Dad was always early for events and appropriately dressed- jacket, tie, and those shiny shoes. He was there for all of it: baptisms, birthdays, holidays, graduations. I feel  untethered knowing he will miss so many of them in the future. 70 was too young.

He was a prolific reader who was in his element discussing current events or the state of his beloved sports teams. He did crossword puzzles in ink. He could drive somewhere once and remember every detail of the trip and then give you directions.

He loved and spoiled his nine grandchildren. He adored them. He contentedly held them as infants and rejoiced in showing them how to run the Lionel trains at Christmas. It was especially fun to watch him try to corral them for photos. And just this summer he treated them to a week at the shore, complete with tons of seafood, pizza, and rides on the Ocean City boardwalk- like he did for the four of us when were little.

I’ll remember and cheer him every time I have fresh berries, lemon desserts, chocolate Tastykakes, a soft pretzel or an amber beer, and I hope you will, too.

We miss you already, Dad. We love you. Semper Fi.”

Snark is my sugar

Today is Ash Wednesday and the beginning of Lent. As a Catholic Christian, Lent is an important time for me. It is a 40 day journey (47 if you count weekend days) toward Easter. It is a time to pray better, reflect more, and strive to end the journey different than when I started. I hope to have a stronger relationship with Christ as a result of this Lenten journey. I hope to have a stronger relationship with myself as a result of this Lenten journey.

Every year I start Lent with great enthusiasm. I actually love Ash Wednesday. I love getting ashes. I love that the ashes come from burning the palms used  on Palm Sunday the  previous year. The cyclical nature of the Church’s seasons is very comforting to me. Catholics also do symbols really well. I love the symbolism of the ashes- “remember that you are dust and to dust you shall return.”

In my circles (very small ones on Twitter and Facebook), there is talk about “what did you give up for Lent?” There are many great responses- eating out, cursing, sweets, caffeine, Facebook, sugar. I decided a few days ago that I was going to take a huge personal risk (Risk is my #oneword2014) and give up public postings of snark. For 47 days, I will try to make all of my public posts, wall comments, and tweets positive. I will not post sarcastic, snarky things in response to what I read.

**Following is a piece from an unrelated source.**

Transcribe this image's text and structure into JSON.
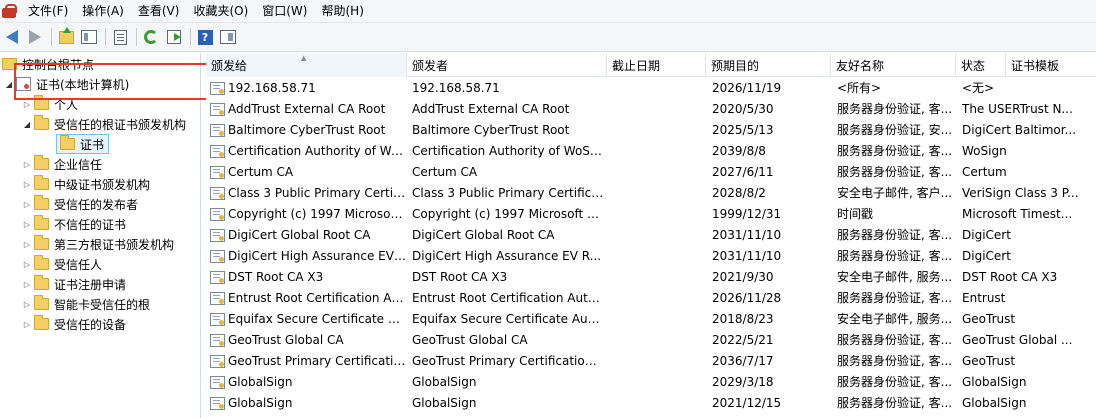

This is a huge deal for me. Snark is my sugar. I love snark. I am addicted to snark. Snark is hard to resist. It feels so good going down.

I use snark to be funny and self-deprecating, to put others at ease, to feel smart. I used to think that my snark was justified because I am from the east coast, smart, and been through more than most of my peers. While these things may be true in my head, they do not matter to the outside world.

Several people whom I know and love have told me that I am direct. I thought this was a good thing. I say what I mean and I mean what I say. What you see is what you get. These are good things. In context. With people who know and love me and whom I know and love. Snark is not a good thing without the context of relationship.

I am slowly learning that snark is my shield, my armor, my way to strike first. It also creates distance. It puts the receiver on the defensive, or leaves them confused. That is the opposite of the impact that I want to have. This is the opposite of the impact that I do have with the students, colleagues, and friends who know me well.

Snark is my sugar. It is so, so good going down. But after a bit, the sugar high wears off and I get a headache.

So, this Lent, I am going to try really hard to give up snark. I am going to be honest and positive, not direct and snarky. I am going to challenge myself to start, endure, and finish Lent strong. I am taking a huge risk by doing this and by telling you all about it. I welcome and appreciate your love, prayers, and words of encouragement.